Required action: Reproduce all records exactly.

--- Data for this task Enclosed Below ---

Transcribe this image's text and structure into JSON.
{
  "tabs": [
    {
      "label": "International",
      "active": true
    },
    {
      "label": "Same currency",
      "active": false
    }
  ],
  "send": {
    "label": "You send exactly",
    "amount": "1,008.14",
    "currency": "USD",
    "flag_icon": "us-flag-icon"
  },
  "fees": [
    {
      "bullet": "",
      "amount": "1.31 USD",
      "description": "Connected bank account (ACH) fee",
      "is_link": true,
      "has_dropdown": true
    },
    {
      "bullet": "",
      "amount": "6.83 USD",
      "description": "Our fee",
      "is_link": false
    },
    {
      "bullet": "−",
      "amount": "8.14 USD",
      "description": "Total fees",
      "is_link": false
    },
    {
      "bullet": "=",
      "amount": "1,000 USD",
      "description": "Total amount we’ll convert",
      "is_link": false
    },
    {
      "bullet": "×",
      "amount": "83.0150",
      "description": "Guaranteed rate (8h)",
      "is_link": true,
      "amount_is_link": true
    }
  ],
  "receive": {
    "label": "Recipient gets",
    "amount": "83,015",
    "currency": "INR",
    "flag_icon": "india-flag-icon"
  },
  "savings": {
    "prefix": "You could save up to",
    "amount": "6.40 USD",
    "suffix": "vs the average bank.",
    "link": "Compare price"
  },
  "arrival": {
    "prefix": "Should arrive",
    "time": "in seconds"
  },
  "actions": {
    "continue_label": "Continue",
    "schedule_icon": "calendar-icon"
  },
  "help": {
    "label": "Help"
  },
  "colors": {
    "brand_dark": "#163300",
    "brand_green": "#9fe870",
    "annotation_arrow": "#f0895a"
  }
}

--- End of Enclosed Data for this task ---

Answer to this problem:
Transcribe this image's text and structure into JSON.
{
  "tabs": [
    {
      "label": "International",
      "active": true
    },
    {
      "label": "Same currency",
      "active": false
    }
  ],
  "send": {
    "label": "You send exactly",
    "amount": "1,008.14",
    "currency": "USD",
    "flag_icon": "us-flag-icon"
  },
  "fees": [
    {
      "bullet": "",
      "amount": "1.31 USD",
      "description": "Connected bank account (ACH) fee",
      "is_link": true,
      "has_dropdown": true
    },
    {
      "bullet": "",
      "amount": "6.83 USD",
      "description": "Our fee",
      "is_link": false
    },
    {
      "bullet": "−",
      "amount": "8.14 USD",
      "description": "Total fees",
      "is_link": false
    },
    {
      "bullet": "=",
      "amount": "1,000 USD",
      "description": "Total amount we’ll convert",
      "is_link": false
    },
    {
      "bullet": "×",
      "amount": "83.0150",
      "description": "Guaranteed rate (8h)",
      "is_link": true,
      "amount_is_link": true
    }
  ],
  "receive": {
    "label": "Recipient gets",
    "amount": "83,015",
    "currency": "INR",
    "flag_icon": "india-flag-icon"
  },
  "savings": {
    "prefix": "You could save up to",
    "amount": "6.40 USD",
    "suffix": "vs the average bank.",
    "link": "Compare price"
  },
  "arrival": {
    "prefix": "Should arrive",
    "time": "in seconds"
  },
  "actions": {
    "continue_label": "Continue",
    "schedule_icon": "calendar-icon"
  },
  "help": {
    "label": "Help"
  },
  "colors": {
    "brand_dark": "#163300",
    "brand_green": "#9fe870",
    "annotation_arrow": "#f0895a"
  }
}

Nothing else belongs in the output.